The fact that this was in the beginning a well-equipped club made the problem of its adaption a very slight one indeed.With the Doughboy in France|Edward Hungerford
The adaption of means to ends in nature clearly indicates a ——, and so proves a ——er.English Synonyms and Antonyms|James Champlin Fernald
British Dictionary definitions for adaption (1 of 2)
British Dictionary definitions for adaption (2 of 2)
Medical definitions for adaption
Scientific definitions for adaption
A Closer Look

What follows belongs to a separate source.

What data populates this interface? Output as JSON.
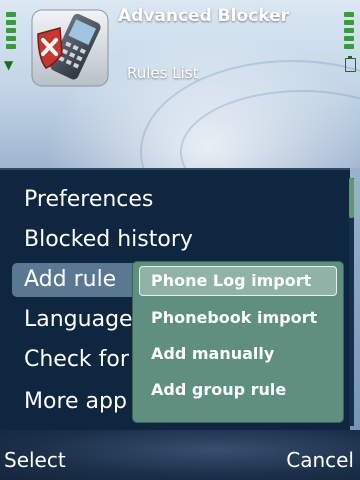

The gazelle is extremely fast, and the cheetah is even faster. These traits are adaptations-characteristics or behaviors that give an organism an edge in the struggle for survival. Darwinian theory holds that adaptations are the result of a two-stage process: random variation and natural selection. Random variation results from slight genetic differences. For example, one cheetah in a group may be slightly faster than the others and thus have a better chance of catching a gazelle. The faster cheetah therefore has a better chance of being well-fed and living long enough to produce offspring. Since the cheetah's young have the same genes that made this parent fast, they are more likely to be fast than the young of slower cheetahs. The process is repeated in each generation, and thereby great speed becomes an adaptation common to cheetahs. This same process of natural selection, in which the organisms best adapted to their environment tend to survive and transmit their genetic characteristics in increasing numbers to succeeding generations while those less adapted tend to be eliminated, also favors the fastest gazelles. Though evolution, in this case, may be thought of as an arms race, animals may also adapt to their environment in a process known as adaptive radiation, as the so-called Darwin's finches in the Galápagos have done. On the islands, one type of finch gradually gave rise to some 13 different species of birds with differently shaped beaks, each species having adapted to its varying food niches and feeding habits. And, though we seldom think of it, humans also have an impact on an organism's adaptation to its environment. For instance, because of the misuse of antibiotics, some disease-causing bacteria have rapidly adapted to become resistant to the drugs.
Cultural definitions for adaption
The changes made by living systems in response to their environment. Heavy fur, for example, is one adaptation to a cold climate.